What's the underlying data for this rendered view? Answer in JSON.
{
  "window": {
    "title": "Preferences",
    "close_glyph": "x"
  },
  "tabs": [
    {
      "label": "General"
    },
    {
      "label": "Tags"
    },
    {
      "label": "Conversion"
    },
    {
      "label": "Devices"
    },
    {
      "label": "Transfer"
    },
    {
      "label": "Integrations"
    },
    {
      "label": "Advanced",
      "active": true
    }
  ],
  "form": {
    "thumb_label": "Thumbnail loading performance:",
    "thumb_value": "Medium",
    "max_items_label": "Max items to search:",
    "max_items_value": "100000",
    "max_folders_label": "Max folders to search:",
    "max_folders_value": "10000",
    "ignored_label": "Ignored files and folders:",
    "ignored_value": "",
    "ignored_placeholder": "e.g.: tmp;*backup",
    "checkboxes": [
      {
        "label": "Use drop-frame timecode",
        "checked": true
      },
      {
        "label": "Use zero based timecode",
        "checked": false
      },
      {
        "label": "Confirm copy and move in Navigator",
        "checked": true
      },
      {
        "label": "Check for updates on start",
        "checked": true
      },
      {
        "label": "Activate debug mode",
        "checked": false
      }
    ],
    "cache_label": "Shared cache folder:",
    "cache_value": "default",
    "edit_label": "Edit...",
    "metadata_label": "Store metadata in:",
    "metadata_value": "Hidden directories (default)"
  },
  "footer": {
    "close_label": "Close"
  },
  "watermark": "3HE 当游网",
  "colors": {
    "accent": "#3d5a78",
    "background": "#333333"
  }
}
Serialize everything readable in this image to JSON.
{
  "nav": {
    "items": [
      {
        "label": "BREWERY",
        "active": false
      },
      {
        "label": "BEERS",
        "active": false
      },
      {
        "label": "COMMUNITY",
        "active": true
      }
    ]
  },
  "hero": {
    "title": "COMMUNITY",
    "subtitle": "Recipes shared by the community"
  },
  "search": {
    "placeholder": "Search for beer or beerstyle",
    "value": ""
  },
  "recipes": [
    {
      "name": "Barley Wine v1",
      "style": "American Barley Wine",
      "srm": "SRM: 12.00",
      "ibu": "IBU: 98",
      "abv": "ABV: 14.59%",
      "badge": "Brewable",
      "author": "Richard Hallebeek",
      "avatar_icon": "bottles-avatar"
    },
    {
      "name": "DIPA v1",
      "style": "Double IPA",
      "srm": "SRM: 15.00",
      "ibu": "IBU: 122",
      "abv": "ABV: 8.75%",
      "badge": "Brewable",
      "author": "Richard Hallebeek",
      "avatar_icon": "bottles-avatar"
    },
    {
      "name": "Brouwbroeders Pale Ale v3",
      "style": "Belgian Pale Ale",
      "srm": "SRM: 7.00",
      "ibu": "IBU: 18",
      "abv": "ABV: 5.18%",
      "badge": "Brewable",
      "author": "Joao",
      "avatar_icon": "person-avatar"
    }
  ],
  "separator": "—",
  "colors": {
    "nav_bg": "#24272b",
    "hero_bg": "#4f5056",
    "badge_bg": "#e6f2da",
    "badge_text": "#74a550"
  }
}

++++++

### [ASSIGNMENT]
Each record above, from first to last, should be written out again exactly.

### [SOLUTION BELOW]
What's the underlying data for this rendered view? Answer in JSON.
{
  "window": {
    "title": "Preferences",
    "close_glyph": "x"
  },
  "tabs": [
    {
      "label": "General"
    },
    {
      "label": "Tags"
    },
    {
      "label": "Conversion"
    },
    {
      "label": "Devices"
    },
    {
      "label": "Transfer"
    },
    {
      "label": "Integrations"
    },
    {
      "label": "Advanced",
      "active": true
    }
  ],
  "form": {
    "thumb_label": "Thumbnail loading performance:",
    "thumb_value": "Medium",
    "max_items_label": "Max items to search:",
    "max_items_value": "100000",
    "max_folders_label": "Max folders to search:",
    "max_folders_value": "10000",
    "ignored_label": "Ignored files and folders:",
    "ignored_value": "",
    "ignored_placeholder": "e.g.: tmp;*backup",
    "checkboxes": [
      {
        "label": "Use drop-frame timecode",
        "checked": true
      },
      {
        "label": "Use zero based timecode",
        "checked": false
      },
      {
        "label": "Confirm copy and move in Navigator",
        "checked": true
      },
      {
        "label": "Check for updates on start",
        "checked": true
      },
      {
        "label": "Activate debug mode",
        "checked": false
      }
    ],
    "cache_label": "Shared cache folder:",
    "cache_value": "default",
    "edit_label": "Edit...",
    "metadata_label": "Store metadata in:",
    "metadata_value": "Hidden directories (default)"
  },
  "footer": {
    "close_label": "Close"
  },
  "watermark": "3HE 当游网",
  "colors": {
    "accent": "#3d5a78",
    "background": "#333333"
  }
}
Serialize everything readable in this image to JSON.
{
  "nav": {
    "items": [
      {
        "label": "BREWERY",
        "active": false
      },
      {
        "label": "BEERS",
        "active": false
      },
      {
        "label": "COMMUNITY",
        "active": true
      }
    ]
  },
  "hero": {
    "title": "COMMUNITY",
    "subtitle": "Recipes shared by the community"
  },
  "search": {
    "placeholder": "Search for beer or beerstyle",
    "value": ""
  },
  "recipes": [
    {
      "name": "Barley Wine v1",
      "style": "American Barley Wine",
      "srm": "SRM: 12.00",
      "ibu": "IBU: 98",
      "abv": "ABV: 14.59%",
      "badge": "Brewable",
      "author": "Richard Hallebeek",
      "avatar_icon": "bottles-avatar"
    },
    {
      "name": "DIPA v1",
      "style": "Double IPA",
      "srm": "SRM: 15.00",
      "ibu": "IBU: 122",
      "abv": "ABV: 8.75%",
      "badge": "Brewable",
      "author": "Richard Hallebeek",
      "avatar_icon": "bottles-avatar"
    },
    {
      "name": "Brouwbroeders Pale Ale v3",
      "style": "Belgian Pale Ale",
      "srm": "SRM: 7.00",
      "ibu": "IBU: 18",
      "abv": "ABV: 5.18%",
      "badge": "Brewable",
      "author": "Joao",
      "avatar_icon": "person-avatar"
    }
  ],
  "separator": "—",
  "colors": {
    "nav_bg": "#24272b",
    "hero_bg": "#4f5056",
    "badge_bg": "#e6f2da",
    "badge_text": "#74a550"
  }
}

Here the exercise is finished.